## TASK DESCRIPTION
Filter the entries down to the lines containing "Code", and copy those lines.

(Dataset rows for apps and sites)

——————

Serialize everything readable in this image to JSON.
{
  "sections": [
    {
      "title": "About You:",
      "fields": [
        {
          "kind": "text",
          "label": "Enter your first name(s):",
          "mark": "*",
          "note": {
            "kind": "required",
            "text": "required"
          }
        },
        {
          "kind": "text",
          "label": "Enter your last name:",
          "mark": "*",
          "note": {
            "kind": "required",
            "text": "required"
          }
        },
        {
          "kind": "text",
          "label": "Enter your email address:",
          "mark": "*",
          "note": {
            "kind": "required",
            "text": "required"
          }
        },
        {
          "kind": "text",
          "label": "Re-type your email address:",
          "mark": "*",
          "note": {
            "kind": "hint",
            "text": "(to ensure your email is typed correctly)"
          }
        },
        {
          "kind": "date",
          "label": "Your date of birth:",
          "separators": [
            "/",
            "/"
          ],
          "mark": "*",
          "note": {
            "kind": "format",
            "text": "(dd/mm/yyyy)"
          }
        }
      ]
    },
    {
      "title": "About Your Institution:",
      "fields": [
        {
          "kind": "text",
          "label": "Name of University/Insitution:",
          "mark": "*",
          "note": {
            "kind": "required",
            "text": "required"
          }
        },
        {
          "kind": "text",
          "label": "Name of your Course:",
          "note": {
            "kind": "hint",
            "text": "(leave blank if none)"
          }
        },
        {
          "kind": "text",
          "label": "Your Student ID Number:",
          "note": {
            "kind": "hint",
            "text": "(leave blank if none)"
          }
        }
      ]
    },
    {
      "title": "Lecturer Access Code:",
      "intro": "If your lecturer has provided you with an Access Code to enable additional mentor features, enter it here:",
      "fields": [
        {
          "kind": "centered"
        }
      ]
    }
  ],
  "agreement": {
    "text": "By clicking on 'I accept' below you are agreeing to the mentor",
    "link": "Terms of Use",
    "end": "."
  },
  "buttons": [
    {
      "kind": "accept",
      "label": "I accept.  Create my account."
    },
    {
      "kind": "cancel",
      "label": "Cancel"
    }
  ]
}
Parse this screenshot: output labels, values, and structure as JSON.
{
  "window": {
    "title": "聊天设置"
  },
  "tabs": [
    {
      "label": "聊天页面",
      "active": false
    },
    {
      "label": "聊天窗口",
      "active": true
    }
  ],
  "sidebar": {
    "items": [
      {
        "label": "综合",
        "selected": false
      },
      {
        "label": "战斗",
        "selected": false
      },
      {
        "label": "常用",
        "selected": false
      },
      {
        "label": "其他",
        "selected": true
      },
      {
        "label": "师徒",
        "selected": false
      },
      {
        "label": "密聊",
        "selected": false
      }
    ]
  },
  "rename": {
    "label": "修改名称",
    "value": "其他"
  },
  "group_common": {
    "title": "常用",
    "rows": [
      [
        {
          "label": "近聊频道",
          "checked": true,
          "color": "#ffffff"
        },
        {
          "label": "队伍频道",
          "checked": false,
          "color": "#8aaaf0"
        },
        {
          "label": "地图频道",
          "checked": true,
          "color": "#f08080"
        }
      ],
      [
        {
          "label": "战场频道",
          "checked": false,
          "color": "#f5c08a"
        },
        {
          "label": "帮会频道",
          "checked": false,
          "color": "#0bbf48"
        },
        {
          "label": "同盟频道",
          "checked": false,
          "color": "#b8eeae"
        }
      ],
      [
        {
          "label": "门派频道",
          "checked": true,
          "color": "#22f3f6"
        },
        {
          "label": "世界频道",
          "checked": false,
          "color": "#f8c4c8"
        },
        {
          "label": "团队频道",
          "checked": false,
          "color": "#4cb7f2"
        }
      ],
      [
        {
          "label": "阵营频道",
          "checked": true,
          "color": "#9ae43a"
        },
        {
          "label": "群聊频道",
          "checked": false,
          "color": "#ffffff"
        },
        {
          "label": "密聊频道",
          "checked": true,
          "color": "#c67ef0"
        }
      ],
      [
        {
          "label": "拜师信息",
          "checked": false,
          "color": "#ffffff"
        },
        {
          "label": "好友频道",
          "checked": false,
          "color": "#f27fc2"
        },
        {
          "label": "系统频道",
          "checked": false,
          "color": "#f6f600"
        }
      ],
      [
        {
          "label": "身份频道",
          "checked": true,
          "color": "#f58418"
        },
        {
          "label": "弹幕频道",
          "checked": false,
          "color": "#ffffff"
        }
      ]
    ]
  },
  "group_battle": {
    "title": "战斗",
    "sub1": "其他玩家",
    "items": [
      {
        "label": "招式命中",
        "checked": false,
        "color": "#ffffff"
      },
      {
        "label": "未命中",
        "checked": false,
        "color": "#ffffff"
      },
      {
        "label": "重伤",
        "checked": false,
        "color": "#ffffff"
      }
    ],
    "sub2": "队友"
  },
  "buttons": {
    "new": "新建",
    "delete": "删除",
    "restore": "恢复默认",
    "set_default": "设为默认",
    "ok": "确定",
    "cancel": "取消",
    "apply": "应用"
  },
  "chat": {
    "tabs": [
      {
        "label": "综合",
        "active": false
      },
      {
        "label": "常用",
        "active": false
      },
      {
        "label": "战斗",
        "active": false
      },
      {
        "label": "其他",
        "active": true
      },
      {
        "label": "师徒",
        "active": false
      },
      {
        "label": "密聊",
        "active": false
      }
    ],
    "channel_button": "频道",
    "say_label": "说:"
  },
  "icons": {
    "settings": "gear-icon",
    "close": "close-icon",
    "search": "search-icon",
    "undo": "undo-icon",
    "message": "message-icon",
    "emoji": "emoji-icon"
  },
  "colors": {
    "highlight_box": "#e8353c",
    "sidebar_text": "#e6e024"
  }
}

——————

## RESULT FOR THIS EXERCISE
      "title": "Lecturer Access Code:",
      "intro": "If your lecturer has provided you with an Access Code to enable additional mentor features, enter it here:",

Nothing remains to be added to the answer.